:: Task instructions ::
In the listing, find every line that has the string "icon" and copy it.

:: Excerpted data ::

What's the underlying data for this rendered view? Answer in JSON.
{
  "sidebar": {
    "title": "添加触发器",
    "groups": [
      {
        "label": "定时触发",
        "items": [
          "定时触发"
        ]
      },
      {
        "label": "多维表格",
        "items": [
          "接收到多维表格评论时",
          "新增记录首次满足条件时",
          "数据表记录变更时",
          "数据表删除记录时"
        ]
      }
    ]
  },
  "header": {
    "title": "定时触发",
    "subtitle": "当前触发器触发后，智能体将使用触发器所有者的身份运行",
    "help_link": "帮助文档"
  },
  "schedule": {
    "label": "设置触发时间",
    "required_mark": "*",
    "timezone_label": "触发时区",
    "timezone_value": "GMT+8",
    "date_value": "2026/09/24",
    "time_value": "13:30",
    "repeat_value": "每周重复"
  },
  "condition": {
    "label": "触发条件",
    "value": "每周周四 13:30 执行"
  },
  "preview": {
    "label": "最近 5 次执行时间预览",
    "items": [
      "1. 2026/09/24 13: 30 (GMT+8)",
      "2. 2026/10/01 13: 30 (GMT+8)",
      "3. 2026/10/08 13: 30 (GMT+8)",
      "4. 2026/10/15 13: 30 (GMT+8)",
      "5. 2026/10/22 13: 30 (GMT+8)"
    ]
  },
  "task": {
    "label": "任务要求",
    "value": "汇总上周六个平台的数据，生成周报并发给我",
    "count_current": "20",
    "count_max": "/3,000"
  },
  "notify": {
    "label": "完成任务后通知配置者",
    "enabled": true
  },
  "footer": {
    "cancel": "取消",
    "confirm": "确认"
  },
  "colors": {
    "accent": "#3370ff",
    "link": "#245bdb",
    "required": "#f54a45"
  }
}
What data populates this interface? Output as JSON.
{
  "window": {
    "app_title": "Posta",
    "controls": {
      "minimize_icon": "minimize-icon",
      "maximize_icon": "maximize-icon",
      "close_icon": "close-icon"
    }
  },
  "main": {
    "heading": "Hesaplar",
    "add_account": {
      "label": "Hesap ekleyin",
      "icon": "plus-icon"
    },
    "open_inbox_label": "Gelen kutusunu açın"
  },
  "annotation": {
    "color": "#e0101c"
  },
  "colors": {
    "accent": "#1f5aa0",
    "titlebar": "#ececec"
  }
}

:: Solution for this exercise ::
      "minimize_icon": "minimize-icon",
      "maximize_icon": "maximize-icon",
      "close_icon": "close-icon"
      "icon": "plus-icon"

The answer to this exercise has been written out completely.